And instead of going on for endless "get your money's worth" hours - as some pantos can - this whole show lasts little more than an hour and ten minutes, and guarantees to have most children jumping up and down in their seats.
For many youngsters from a couple of Coventry primary schools it was their first theatrical experience, and they cottoned on straight away. One 11-year-old was in no doubt that the miller character, who believed he was such a good friend, was in fact anything but - and certainly did not deserve a statue in his honour.
Nor did the rest of the young audience who, when it came to the audience participation section of the show, certainly didn't vote for the miller or the mayor or the student - although they loved the flowers that gradually festooned the stage.
A class of six-year-olds were particularly excited - although one reminded his teacher: "They promised us packets of seeds on the way out, but they forgot!"
The good news is, the cast didn't forget, the seeds were being kept on the bus as a surprise on the way home.
Personally I would have preferred a bit more festive glitter on stage. But the morality of the message came through loud, clear and shining bright.
Tickets from: www.warwickartscentre.co.uk
Annette Kinsella writes: Wilde Tales draws on some of Oscar's least-known stories. emphasising the guttersnipe nature of humans, interspersed with a rare starlight of sincerity. The Devoted Friend tells the story of a wealthy miller who abuses the kind nature of his poor friend; The Infanta’s Birthday focuses on a selfish princess who breaks the heart of a wild boy after he falls in love with her; and The Nightingale and the Rose sees the eponymous nightingale pay the ultimate price for a highly-educated student who is ignorant of love.

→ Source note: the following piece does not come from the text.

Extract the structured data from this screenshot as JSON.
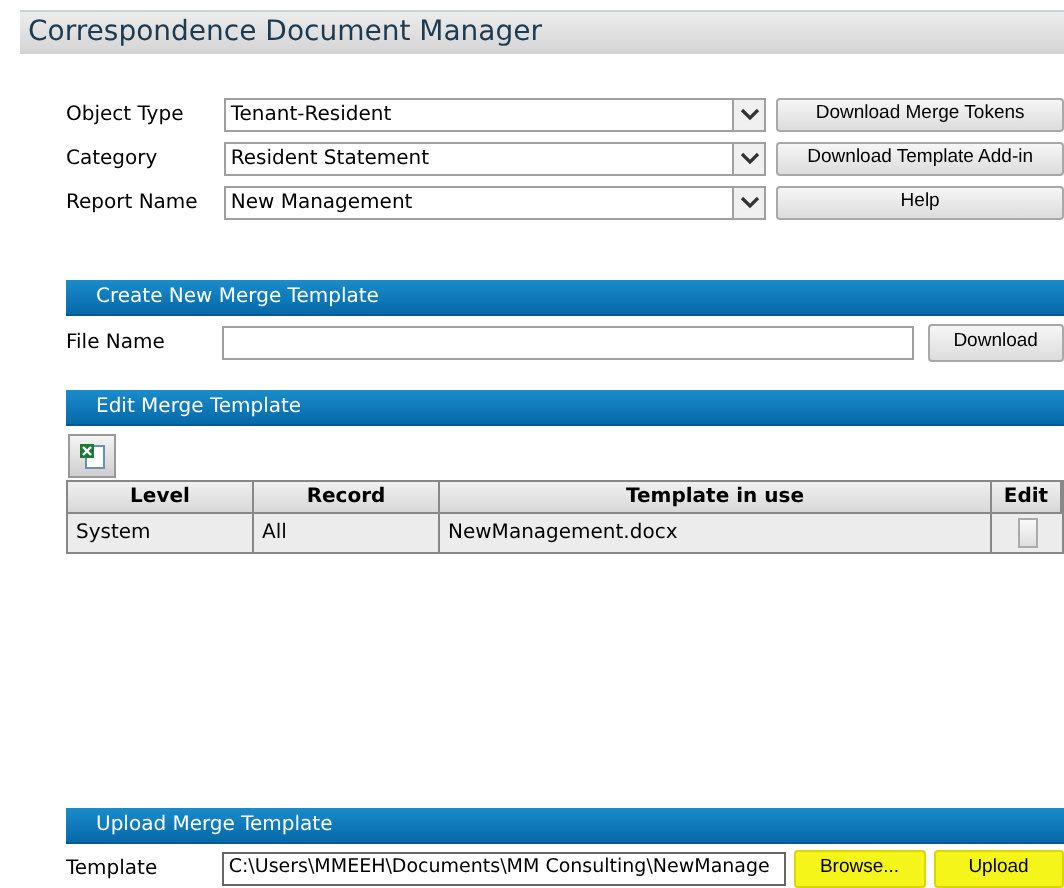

Thanks to Wilde’s insights into human nature, the stories remain fresh. But credit also goes to Tall Stories. The set, made up of a packing case town, feels timeless, while the characters played by the four-strong cast are personable and engaging. All art is quite useless, said Oscar Wilde. However this entertaining and thought-provoking show asks us to question our actions and perhaps change for the better - which could be the greatest use of all.